FOX News commentator Todd Starnes, another friend and colleague with whom I normally agree, said Cruz "broke his word" and that made him "worse than a loud-mouthed blockhead" (presumably Trump himself, whom Starnes has said is a political shape-shifter).

Worse were Trump's trumpets claiming Cruz was "not a Christian" for failing to follow through on his pledge to endorse the Republican nominee – a pledge the nominee himself said in March he would not honor if he was not "treated fairly" (read, "if I do not win").

The charge of un-Christian behavior on the part of Cruz, together with the near messianic devotion some evangelical leaders have shown for Trump, referring to him as a King David or Cyrus the Great, has presented for America and the world a confusing picture of what a leader – and a leader who is a Christian – is.

And that is what is so surprising about the reaction to Cruz's speech by men such as Franklin Graham and Huckabee (who began his adult life as a Baptist minister) when they point to the one-time candidate "not keeping his word."

In discussions about the events which transpired at the Republican National Convention last week, I have listened to many such discourses about Trump, Cruz and his now infamous speech. I have responded to each with a few questions. First among them is this:

"Which is more important to keep: a political pledge which multiple candidates waved off early in the primary season, or a solemn vow to the wife of your youth?"

The second is like unto the first:

"Which is more important to keep: the commandment to honor your father, or the pledge to support a candidate who has made it his personal mission to destroy what you love?"

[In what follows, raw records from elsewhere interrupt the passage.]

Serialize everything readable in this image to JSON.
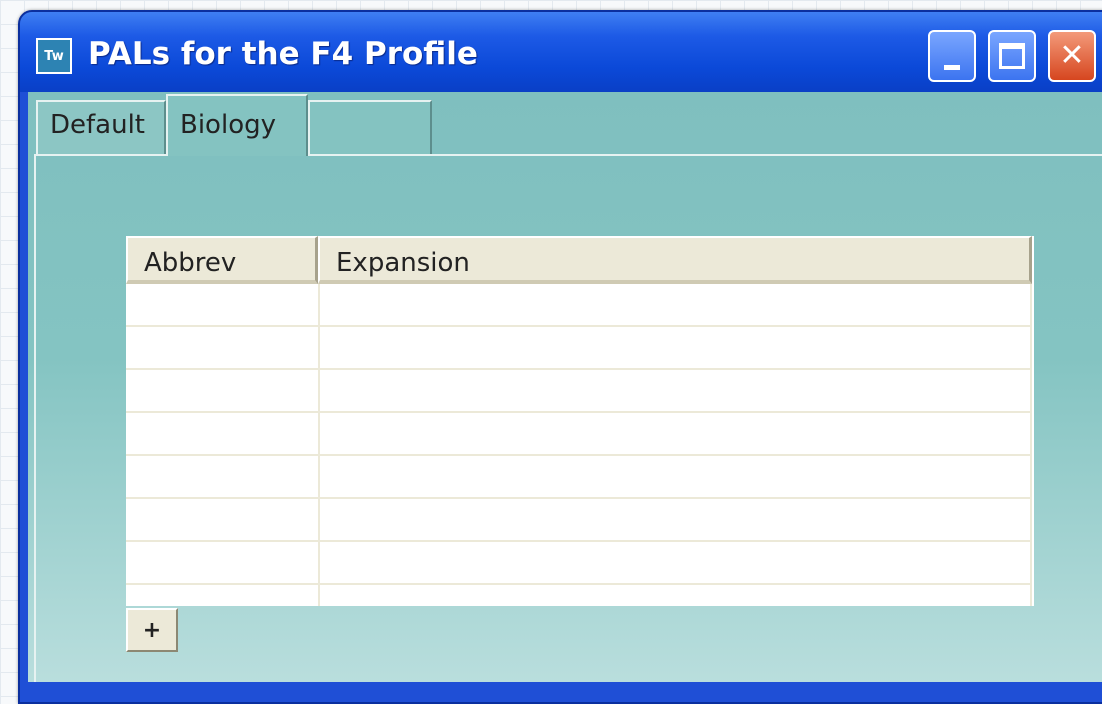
{
  "window": {
    "app_icon_text": "Tw",
    "title": "PALs for the F4 Profile",
    "controls": {
      "minimize": "minimize",
      "maximize": "maximize",
      "close": "close"
    }
  },
  "tabs": [
    {
      "label": "Default",
      "selected": false
    },
    {
      "label": "Biology",
      "selected": true
    },
    {
      "label": "",
      "selected": false
    }
  ],
  "grid": {
    "columns": [
      "Abbrev",
      "Expansion"
    ],
    "rows": [
      [
        "",
        ""
      ],
      [
        "",
        ""
      ],
      [
        "",
        ""
      ],
      [
        "",
        ""
      ],
      [
        "",
        ""
      ],
      [
        "",
        ""
      ],
      [
        "",
        ""
      ],
      [
        "",
        ""
      ]
    ]
  },
  "add_button_label": "+",
  "icons": {
    "app_icon": "app-icon",
    "minimize": "minimize-icon",
    "maximize": "maximize-icon",
    "close": "close-icon"
  }
}
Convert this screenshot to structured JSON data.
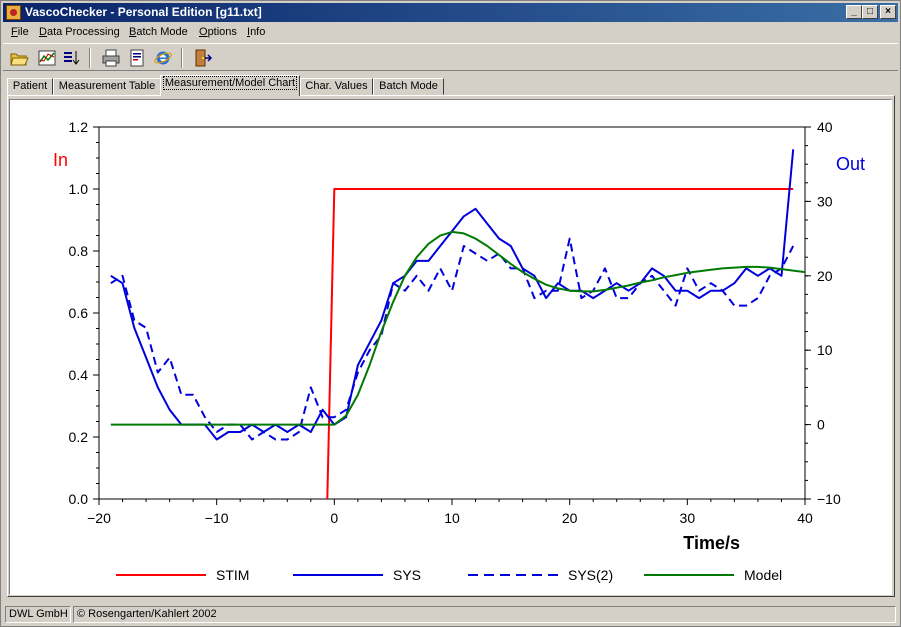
{
  "window": {
    "title": "VascoChecker - Personal Edition [g11.txt]",
    "controls": {
      "minimize": "_",
      "maximize": "□",
      "close": "×"
    }
  },
  "menu": [
    "File",
    "Data Processing",
    "Batch Mode",
    "Options",
    "Info"
  ],
  "toolbar": {
    "buttons": [
      "open-folder-icon",
      "data-chart-icon",
      "sort-list-icon",
      "printer-icon",
      "report-icon",
      "internet-explorer-icon",
      "exit-door-icon"
    ]
  },
  "tabs": [
    {
      "label": "Patient",
      "active": false
    },
    {
      "label": "Measurement Table",
      "active": false
    },
    {
      "label": "Measurement/Model Chart",
      "active": true
    },
    {
      "label": "Char. Values",
      "active": false
    },
    {
      "label": "Batch Mode",
      "active": false
    }
  ],
  "status": {
    "company": "DWL GmbH",
    "copyright": "© Rosengarten/Kahlert 2002"
  },
  "colors": {
    "stim": "#ff0000",
    "sys": "#0000dd",
    "model": "#007a00",
    "in_label": "#ff0000",
    "out_label": "#0000dd"
  },
  "chart_data": {
    "type": "line",
    "xlabel": "Time/s",
    "left_axis_label": "In",
    "right_axis_label": "Out",
    "xlim": [
      -20,
      40
    ],
    "ylim_left": [
      0.0,
      1.2
    ],
    "ylim_right": [
      -10,
      40
    ],
    "x_ticks": [
      -20,
      -10,
      0,
      10,
      20,
      30,
      40
    ],
    "x_tick_labels": [
      "−20",
      "−10",
      "0",
      "10",
      "20",
      "30",
      "40"
    ],
    "y_left_ticks": [
      0.0,
      0.2,
      0.4,
      0.6,
      0.8,
      1.0,
      1.2
    ],
    "y_left_tick_labels": [
      "0.0",
      "0.2",
      "0.4",
      "0.6",
      "0.8",
      "1.0",
      "1.2"
    ],
    "y_right_ticks": [
      -10,
      0,
      10,
      20,
      30,
      40
    ],
    "y_right_tick_labels": [
      "−10",
      "0",
      "10",
      "20",
      "30",
      "40"
    ],
    "grid": false,
    "legend_position": "bottom",
    "series": [
      {
        "name": "STIM",
        "axis": "left",
        "style": "solid",
        "color": "#ff0000",
        "x": [
          -0.6,
          0,
          0.1,
          39
        ],
        "y": [
          0.0,
          1.0,
          1.0,
          1.0
        ]
      },
      {
        "name": "SYS",
        "axis": "right",
        "style": "solid",
        "color": "#0000dd",
        "x": [
          -19,
          -18,
          -17,
          -16,
          -15,
          -14,
          -13,
          -12,
          -11,
          -10,
          -9,
          -8,
          -7,
          -6,
          -5,
          -4,
          -3,
          -2,
          -1,
          0,
          1,
          2,
          3,
          4,
          5,
          6,
          7,
          8,
          9,
          10,
          11,
          12,
          13,
          14,
          15,
          16,
          17,
          18,
          19,
          20,
          21,
          22,
          23,
          24,
          25,
          26,
          27,
          28,
          29,
          30,
          31,
          32,
          33,
          34,
          35,
          36,
          37,
          38,
          39
        ],
        "y": [
          20,
          19,
          13,
          9,
          5,
          2,
          0,
          0,
          0,
          -2,
          -1,
          -1,
          0,
          -1,
          0,
          -1,
          0,
          -1,
          2,
          0,
          1,
          8,
          11,
          14,
          19,
          20,
          22,
          22,
          24,
          26,
          28,
          29,
          27,
          25,
          24,
          21,
          20,
          17,
          19,
          18,
          18,
          17,
          18,
          19,
          18,
          19,
          21,
          20,
          18,
          18,
          17,
          18,
          18,
          19,
          21,
          20,
          21,
          20,
          37
        ]
      },
      {
        "name": "SYS(2)",
        "axis": "right",
        "style": "dashed",
        "color": "#0000dd",
        "x": [
          -19,
          -18,
          -17,
          -16,
          -15,
          -14,
          -13,
          -12,
          -11,
          -10,
          -9,
          -8,
          -7,
          -6,
          -5,
          -4,
          -3,
          -2,
          -1,
          0,
          1,
          2,
          3,
          4,
          5,
          6,
          7,
          8,
          9,
          10,
          11,
          12,
          13,
          14,
          15,
          16,
          17,
          18,
          19,
          20,
          21,
          22,
          23,
          24,
          25,
          26,
          27,
          28,
          29,
          30,
          31,
          32,
          33,
          34,
          35,
          36,
          37,
          38,
          39
        ],
        "y": [
          19,
          20,
          14,
          13,
          7,
          9,
          4,
          4,
          1,
          -1,
          0,
          0,
          -2,
          -1,
          -2,
          -2,
          -1,
          5,
          1,
          1,
          2,
          7,
          10,
          12,
          19,
          18,
          20,
          18,
          21,
          18,
          24,
          23,
          22,
          23,
          21,
          21,
          17,
          18,
          18,
          25,
          17,
          18,
          21,
          17,
          17,
          19,
          20,
          18,
          16,
          21,
          18,
          19,
          18,
          16,
          16,
          17,
          20,
          21,
          24
        ]
      },
      {
        "name": "Model",
        "axis": "right",
        "style": "solid",
        "color": "#007a00",
        "x": [
          -19,
          -1,
          0,
          1,
          2,
          3,
          4,
          5,
          6,
          7,
          8,
          9,
          10,
          11,
          12,
          13,
          14,
          15,
          16,
          17,
          18,
          19,
          20,
          21,
          22,
          23,
          24,
          25,
          26,
          27,
          28,
          29,
          30,
          31,
          32,
          33,
          34,
          35,
          36,
          37,
          38,
          39,
          40
        ],
        "y": [
          0,
          0,
          0,
          1.2,
          4,
          8,
          12.5,
          16.5,
          20,
          22.5,
          24.3,
          25.4,
          25.9,
          25.7,
          25,
          24,
          22.8,
          21.6,
          20.5,
          19.6,
          18.8,
          18.3,
          18,
          17.9,
          17.9,
          18.1,
          18.4,
          18.7,
          19.1,
          19.4,
          19.8,
          20.1,
          20.4,
          20.6,
          20.8,
          21,
          21.1,
          21.2,
          21.2,
          21.1,
          20.9,
          20.7,
          20.5
        ]
      }
    ]
  }
}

Within moments of asking both questions, if I listen closely enough, the sound of crickets chirping becomes a little clearer to the listening ear. There is no justifiable response to either question for endorsing Donald Trump – not "well, this is politics," not "well, he should have done it anyway," and not "well, it was the right thing to do."

There was a time in America when insults like Trump hurled at Cruz's wife and father would have been settled at high noon on Main St. This is not that time, but the same principles of being honor-bound to a higher law and the principle obligations of Scripture on the believer are in play.

Christian virtue demanded that Cruz uphold his vow to protect his wife and honor his father over and above any political loyalty to Trump.

To a certitude, there will be many who argue that Cruz did not have to appear at the convention. He did not have to give a lengthy policy speech and then fail to endorse Trump.

That is correct. He did not have to appear and speak.

It is clear, however, given the pattern of behavior we have seen from the Trump campaign, that to snub the invitation would have been met with the same amount of derision we saw following the speech and the same super-PAC Trump has pledged to create to destroy any potential political future that could materialize for Cruz.

Whether or not Cruz benefits from the "Shakespearean slap" heard around the world is something time will tell. We will learn if Trump "doth protest too much," and if Cruz to his own self was true. We may also learn his speech was a shrewd, but failed political calculation.

In the meantime, however, we should reject the caterwauling that Cruz has placed his career above country, because his articulate defense of American values at the convention podium proves otherwise. And the senator from Texas should rest easy knowing that he placed his wife and father above a party that has departed from the conservative principles it once espoused.

To those who think otherwise, perhaps it is time to plow the fields of Scripture anew. 

Dr. Gregory Tomlin, a life-long Republican, covers the intersection of politics, culture and religion for Christian Examiner. He is also Assistant Professor of Church History and a faculty instructional mentor for Liberty University Divinity School. Tomlin earned his Ph.D. at Southwestern Baptist Theological Seminary, and also studied at Baylor University and Boston University's summer Institute on Culture, Religion and World Affairs. He wrote his dissertation on Southern Baptists and their influence on military-foreign policy in Vietnam from 1965-1973.